The Violence Against Persons (Prohibition) Act 2015 was signed into law on May 23, 2015. Under the VAPP Act — an improvement on the provisions of Nigeria’s penal code — acts of violence against women are punishable offences. This includes rape, spousal battery, forceful home ejections, forced financial dependence or economic abuse, harmful widowhood practices, female circumcision or genital mutilation, and/or child abandonment.
In Nigeria, rape is punishable with life imprisonment. A minor can face up to 14 years in prison. In cases of gang rape, offenders are jointly liable to 20 years imprisonment without the option of a fine.
However, Section 47 of the VAPP Act stipulates that this legislation applies only in Abuja, Nigeria’s capital. NorthNormal and other organisations have been campaigning for all 36 state legislative assemblies to domesticate this act.
Backlash against advocates
One year after sparking the #ArewaMeToo movement, Hashim told Global Voices that although their advocacy exposed the “rot within society,” it also took its toll.
Hashim experienced major online harassment when her group confronted “an alleged serial abuser of minors” who works at the finance ministry as part of their online advocacy.
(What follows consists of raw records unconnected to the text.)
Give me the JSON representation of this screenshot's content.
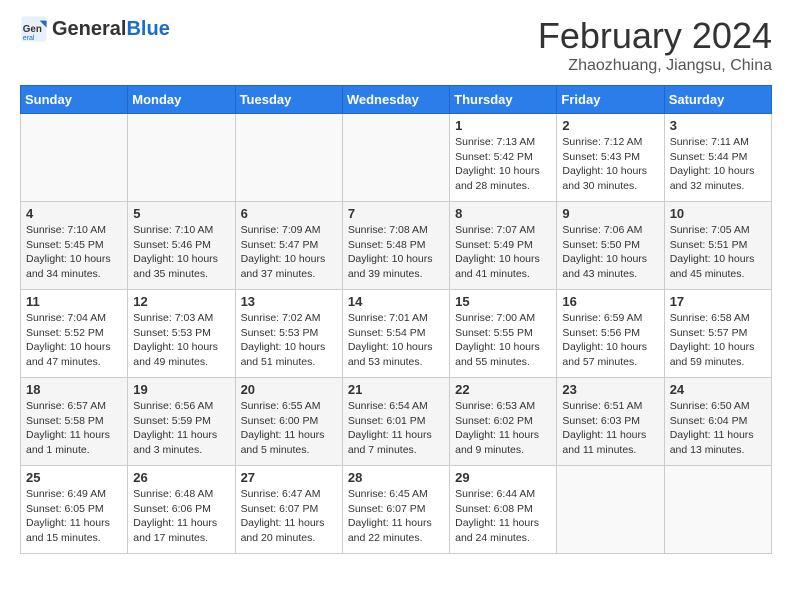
{
  "header": {
    "logo_general": "General",
    "logo_blue": "Blue",
    "month_title": "February 2024",
    "location": "Zhaozhuang, Jiangsu, China"
  },
  "days_of_week": [
    "Sunday",
    "Monday",
    "Tuesday",
    "Wednesday",
    "Thursday",
    "Friday",
    "Saturday"
  ],
  "weeks": [
    [
      {
        "day": "",
        "sunrise": "",
        "sunset": "",
        "daylight": ""
      },
      {
        "day": "",
        "sunrise": "",
        "sunset": "",
        "daylight": ""
      },
      {
        "day": "",
        "sunrise": "",
        "sunset": "",
        "daylight": ""
      },
      {
        "day": "",
        "sunrise": "",
        "sunset": "",
        "daylight": ""
      },
      {
        "day": "1",
        "sunrise": "Sunrise: 7:13 AM",
        "sunset": "Sunset: 5:42 PM",
        "daylight": "Daylight: 10 hours and 28 minutes."
      },
      {
        "day": "2",
        "sunrise": "Sunrise: 7:12 AM",
        "sunset": "Sunset: 5:43 PM",
        "daylight": "Daylight: 10 hours and 30 minutes."
      },
      {
        "day": "3",
        "sunrise": "Sunrise: 7:11 AM",
        "sunset": "Sunset: 5:44 PM",
        "daylight": "Daylight: 10 hours and 32 minutes."
      }
    ],
    [
      {
        "day": "4",
        "sunrise": "Sunrise: 7:10 AM",
        "sunset": "Sunset: 5:45 PM",
        "daylight": "Daylight: 10 hours and 34 minutes."
      },
      {
        "day": "5",
        "sunrise": "Sunrise: 7:10 AM",
        "sunset": "Sunset: 5:46 PM",
        "daylight": "Daylight: 10 hours and 35 minutes."
      },
      {
        "day": "6",
        "sunrise": "Sunrise: 7:09 AM",
        "sunset": "Sunset: 5:47 PM",
        "daylight": "Daylight: 10 hours and 37 minutes."
      },
      {
        "day": "7",
        "sunrise": "Sunrise: 7:08 AM",
        "sunset": "Sunset: 5:48 PM",
        "daylight": "Daylight: 10 hours and 39 minutes."
      },
      {
        "day": "8",
        "sunrise": "Sunrise: 7:07 AM",
        "sunset": "Sunset: 5:49 PM",
        "daylight": "Daylight: 10 hours and 41 minutes."
      },
      {
        "day": "9",
        "sunrise": "Sunrise: 7:06 AM",
        "sunset": "Sunset: 5:50 PM",
        "daylight": "Daylight: 10 hours and 43 minutes."
      },
      {
        "day": "10",
        "sunrise": "Sunrise: 7:05 AM",
        "sunset": "Sunset: 5:51 PM",
        "daylight": "Daylight: 10 hours and 45 minutes."
      }
    ],
    [
      {
        "day": "11",
        "sunrise": "Sunrise: 7:04 AM",
        "sunset": "Sunset: 5:52 PM",
        "daylight": "Daylight: 10 hours and 47 minutes."
      },
      {
        "day": "12",
        "sunrise": "Sunrise: 7:03 AM",
        "sunset": "Sunset: 5:53 PM",
        "daylight": "Daylight: 10 hours and 49 minutes."
      },
      {
        "day": "13",
        "sunrise": "Sunrise: 7:02 AM",
        "sunset": "Sunset: 5:53 PM",
        "daylight": "Daylight: 10 hours and 51 minutes."
      },
      {
        "day": "14",
        "sunrise": "Sunrise: 7:01 AM",
        "sunset": "Sunset: 5:54 PM",
        "daylight": "Daylight: 10 hours and 53 minutes."
      },
      {
        "day": "15",
        "sunrise": "Sunrise: 7:00 AM",
        "sunset": "Sunset: 5:55 PM",
        "daylight": "Daylight: 10 hours and 55 minutes."
      },
      {
        "day": "16",
        "sunrise": "Sunrise: 6:59 AM",
        "sunset": "Sunset: 5:56 PM",
        "daylight": "Daylight: 10 hours and 57 minutes."
      },
      {
        "day": "17",
        "sunrise": "Sunrise: 6:58 AM",
        "sunset": "Sunset: 5:57 PM",
        "daylight": "Daylight: 10 hours and 59 minutes."
      }
    ],
    [
      {
        "day": "18",
        "sunrise": "Sunrise: 6:57 AM",
        "sunset": "Sunset: 5:58 PM",
        "daylight": "Daylight: 11 hours and 1 minute."
      },
      {
        "day": "19",
        "sunrise": "Sunrise: 6:56 AM",
        "sunset": "Sunset: 5:59 PM",
        "daylight": "Daylight: 11 hours and 3 minutes."
      },
      {
        "day": "20",
        "sunrise": "Sunrise: 6:55 AM",
        "sunset": "Sunset: 6:00 PM",
        "daylight": "Daylight: 11 hours and 5 minutes."
      },
      {
        "day": "21",
        "sunrise": "Sunrise: 6:54 AM",
        "sunset": "Sunset: 6:01 PM",
        "daylight": "Daylight: 11 hours and 7 minutes."
      },
      {
        "day": "22",
        "sunrise": "Sunrise: 6:53 AM",
        "sunset": "Sunset: 6:02 PM",
        "daylight": "Daylight: 11 hours and 9 minutes."
      },
      {
        "day": "23",
        "sunrise": "Sunrise: 6:51 AM",
        "sunset": "Sunset: 6:03 PM",
        "daylight": "Daylight: 11 hours and 11 minutes."
      },
      {
        "day": "24",
        "sunrise": "Sunrise: 6:50 AM",
        "sunset": "Sunset: 6:04 PM",
        "daylight": "Daylight: 11 hours and 13 minutes."
      }
    ],
    [
      {
        "day": "25",
        "sunrise": "Sunrise: 6:49 AM",
        "sunset": "Sunset: 6:05 PM",
        "daylight": "Daylight: 11 hours and 15 minutes."
      },
      {
        "day": "26",
        "sunrise": "Sunrise: 6:48 AM",
        "sunset": "Sunset: 6:06 PM",
        "daylight": "Daylight: 11 hours and 17 minutes."
      },
      {
        "day": "27",
        "sunrise": "Sunrise: 6:47 AM",
        "sunset": "Sunset: 6:07 PM",
        "daylight": "Daylight: 11 hours and 20 minutes."
      },
      {
        "day": "28",
        "sunrise": "Sunrise: 6:45 AM",
        "sunset": "Sunset: 6:07 PM",
        "daylight": "Daylight: 11 hours and 22 minutes."
      },
      {
        "day": "29",
        "sunrise": "Sunrise: 6:44 AM",
        "sunset": "Sunset: 6:08 PM",
        "daylight": "Daylight: 11 hours and 24 minutes."
      },
      {
        "day": "",
        "sunrise": "",
        "sunset": "",
        "daylight": ""
      },
      {
        "day": "",
        "sunrise": "",
        "sunset": "",
        "daylight": ""
      }
    ]
  ]
}
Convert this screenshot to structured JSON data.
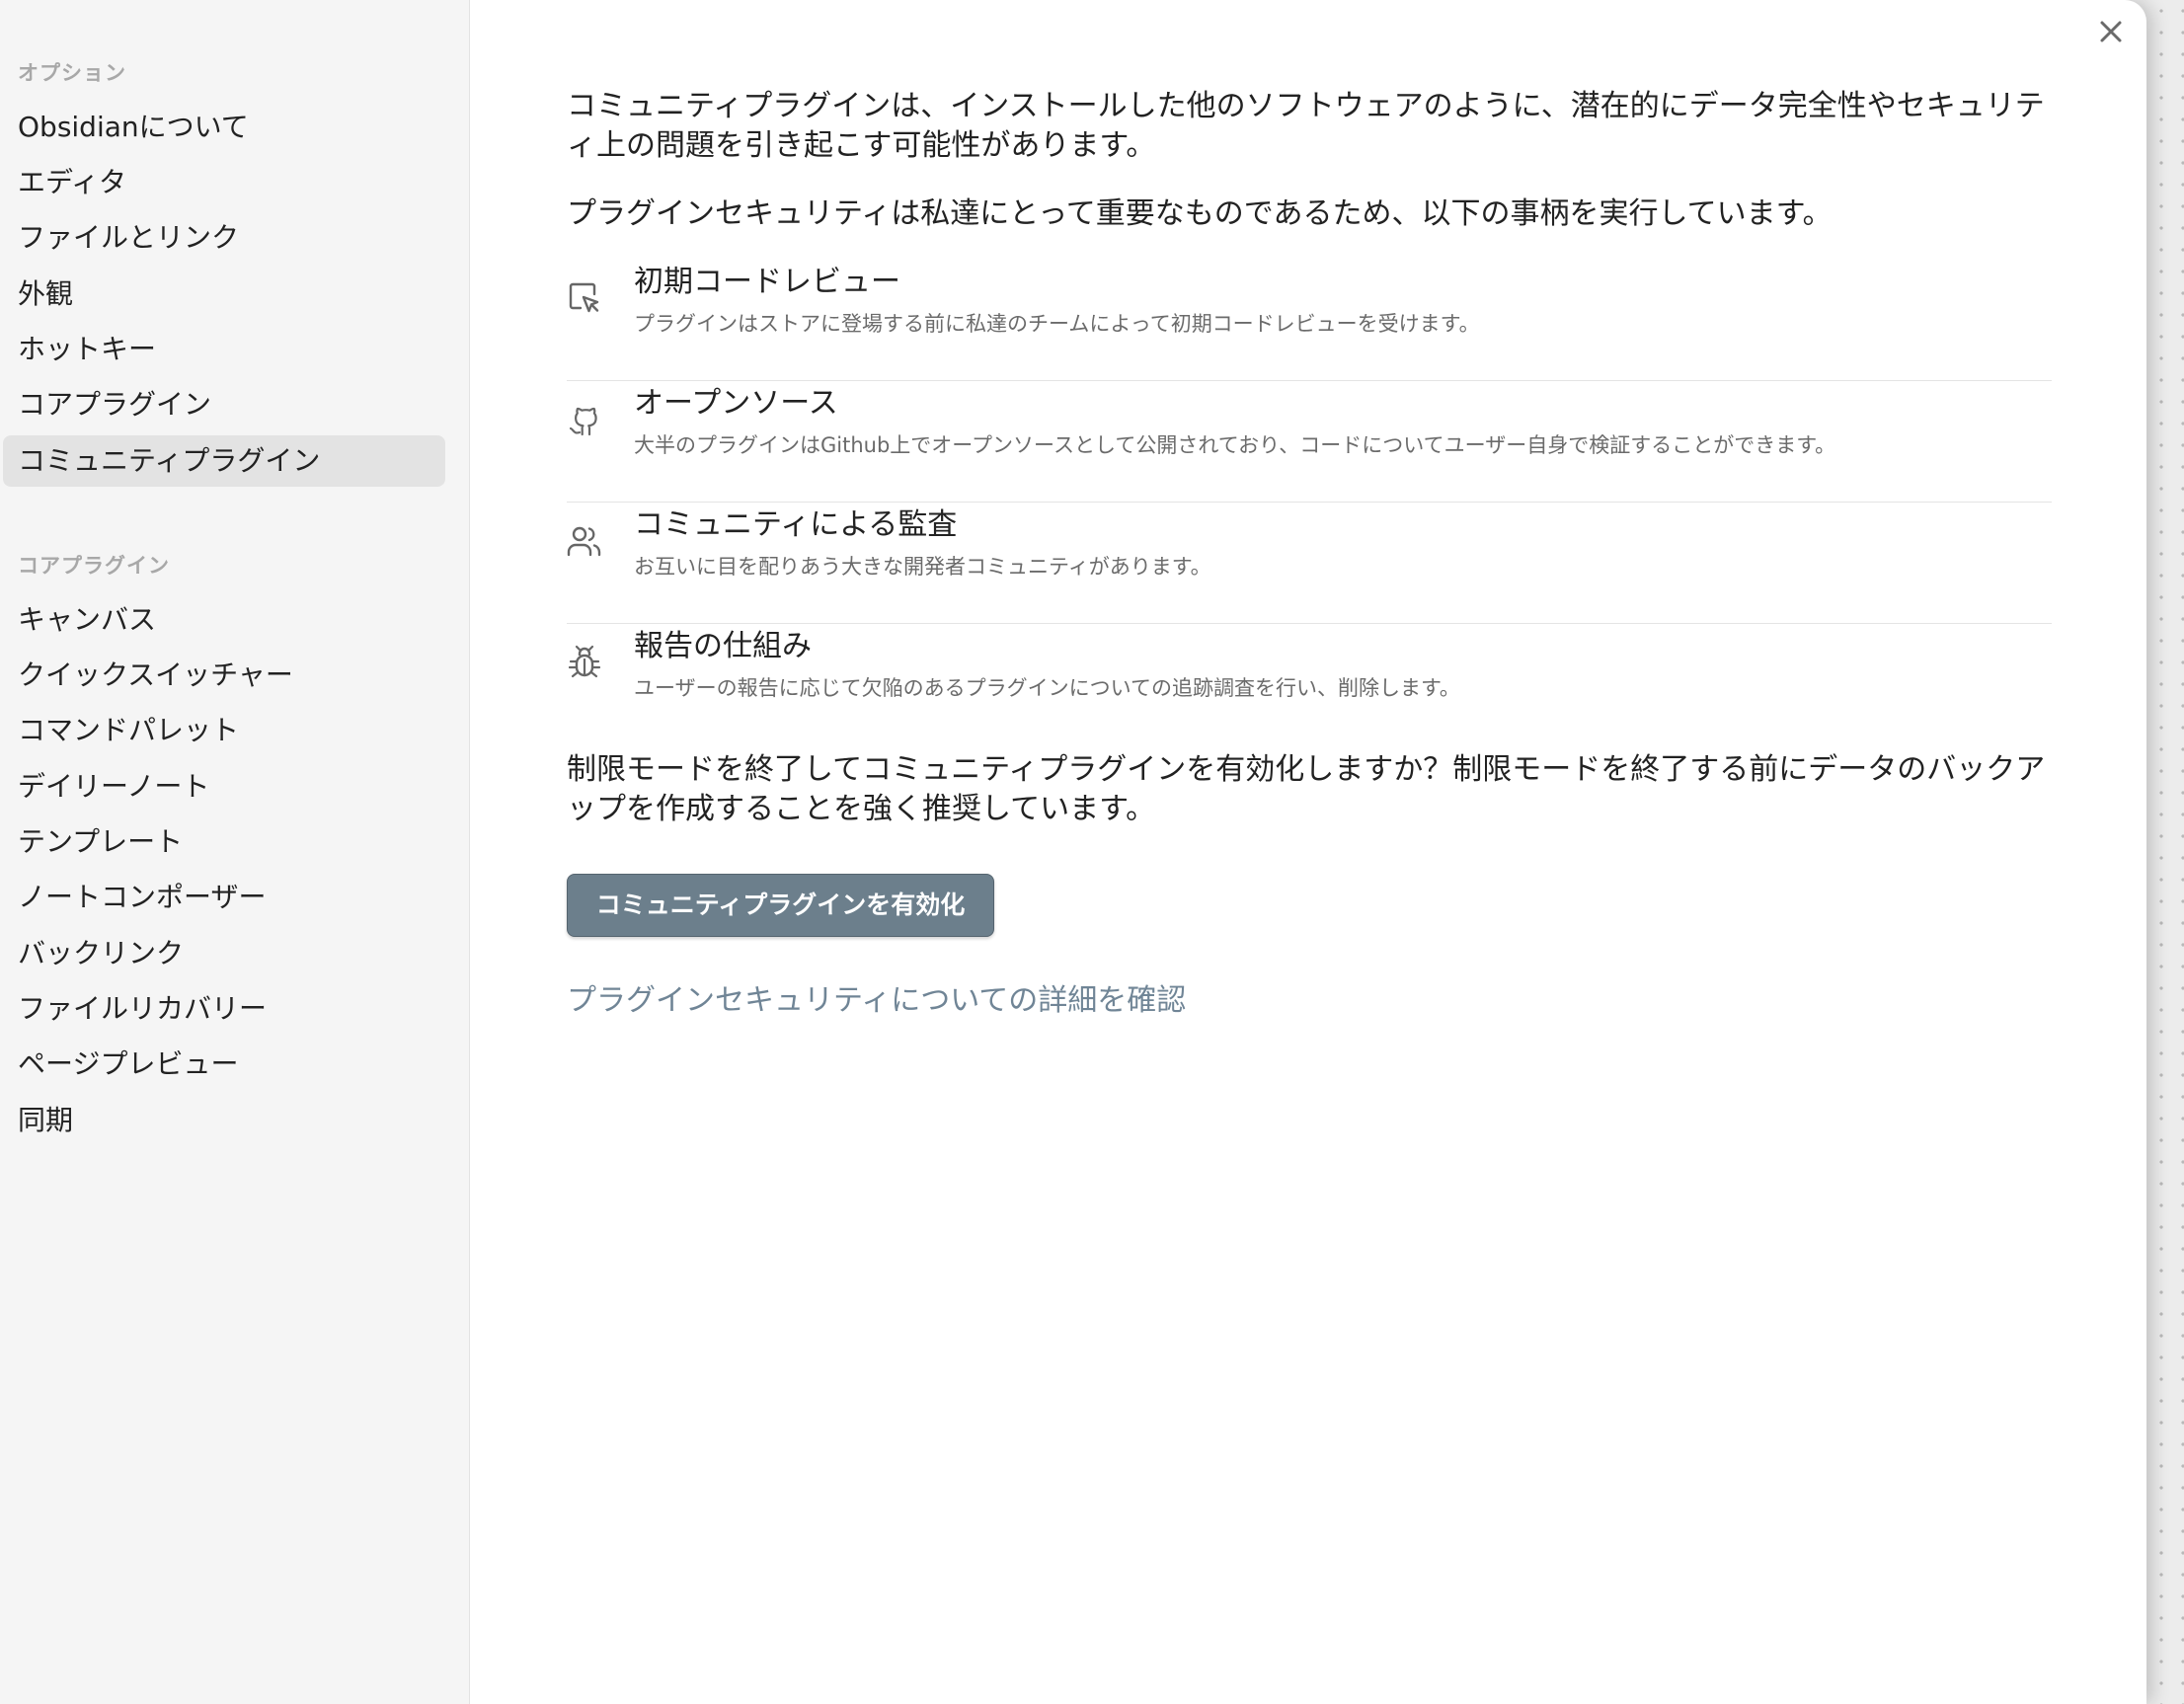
{
  "sidebar": {
    "options_heading": "オプション",
    "options_items": [
      {
        "label": "Obsidianについて"
      },
      {
        "label": "エディタ"
      },
      {
        "label": "ファイルとリンク"
      },
      {
        "label": "外観"
      },
      {
        "label": "ホットキー"
      },
      {
        "label": "コアプラグイン"
      },
      {
        "label": "コミュニティプラグイン",
        "active": true
      }
    ],
    "core_heading": "コアプラグイン",
    "core_items": [
      {
        "label": "キャンバス"
      },
      {
        "label": "クイックスイッチャー"
      },
      {
        "label": "コマンドパレット"
      },
      {
        "label": "デイリーノート"
      },
      {
        "label": "テンプレート"
      },
      {
        "label": "ノートコンポーザー"
      },
      {
        "label": "バックリンク"
      },
      {
        "label": "ファイルリカバリー"
      },
      {
        "label": "ページプレビュー"
      },
      {
        "label": "同期"
      }
    ]
  },
  "main": {
    "close_icon": "close-icon",
    "intro": "コミュニティプラグインは、インストールした他のソフトウェアのように、潜在的にデータ完全性やセキュリティ上の問題を引き起こす可能性があります。",
    "security_note": "プラグインセキュリティは私達にとって重要なものであるため、以下の事柄を実行しています。",
    "features": [
      {
        "icon": "code-review-icon",
        "title": "初期コードレビュー",
        "description": "プラグインはストアに登場する前に私達のチームによって初期コードレビューを受けます。"
      },
      {
        "icon": "github-icon",
        "title": "オープンソース",
        "description": "大半のプラグインはGithub上でオープンソースとして公開されており、コードについてユーザー自身で検証することができます。"
      },
      {
        "icon": "users-icon",
        "title": "コミュニティによる監査",
        "description": "お互いに目を配りあう大きな開発者コミュニティがあります。"
      },
      {
        "icon": "bug-icon",
        "title": "報告の仕組み",
        "description": "ユーザーの報告に応じて欠陥のあるプラグインについての追跡調査を行い、削除します。"
      }
    ],
    "question": "制限モードを終了してコミュニティプラグインを有効化しますか？制限モードを終了する前にデータのバックアップを作成することを強く推奨しています。",
    "enable_button": "コミュニティプラグインを有効化",
    "learn_more_link": "プラグインセキュリティについての詳細を確認"
  },
  "colors": {
    "sidebar_bg": "#f5f5f5",
    "active_item_bg": "#e3e3e3",
    "button_bg": "#6c7f8c",
    "link": "#708596"
  }
}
She told Global Voices:
We launched a campaign against him [the serial abuser], demanding that he be sacked by the minister; some people did not like that so they orchestrated an online targeted harassment campaign to delegitimise ArewaMeToo.
According to Hashim, harassers attempted to delegitimise ArewaMeToo by “associating ArewaMeToo with LGBTQ [lesbians, gay, bisexual transgender and queer people] and “their strategy worked as online harassment gained momentum,” Hashim said.
By associating Haashim’s movement with LGBTQ rights, online trolls distorted their message and framed #ArewaToo and NorthNormal as illegitimate.
However, Global Voices was not able to independently verify tweets that pinned Hashim’s movement to LGBTQ rights.
Still, Hashim posts messages of hope on Twitter:
She said all these experiences helped her grow a “really thick skin”:
In my experience of being loud on political Twitter for good governance, I’ve grown a really thick skin, but even that didn’t prepare me for the amount of backlash we got through ArewaMeToo and NorthNormal. Though I mustered all of that and did not retreat to any cave, I did begin feeling demoralised about Northern Nigeria’s governanace and response to sexual violence…After every episode of attacks, we did gather more strength and energy to push back because the backlash made us see how society enforced the culture of silence and if we allowed our lips to be sealed then that would be the real tragedy.
Sadly, Hashim and Ezekwesili still struggle with the excruciating “lack of empathy” that characterises discourse about gender-based violence on- and offline.
According to Hashim, this “deliberate maligning of a cause that only seeks better for victims of sexual violence” is incredibly difficult to grasp.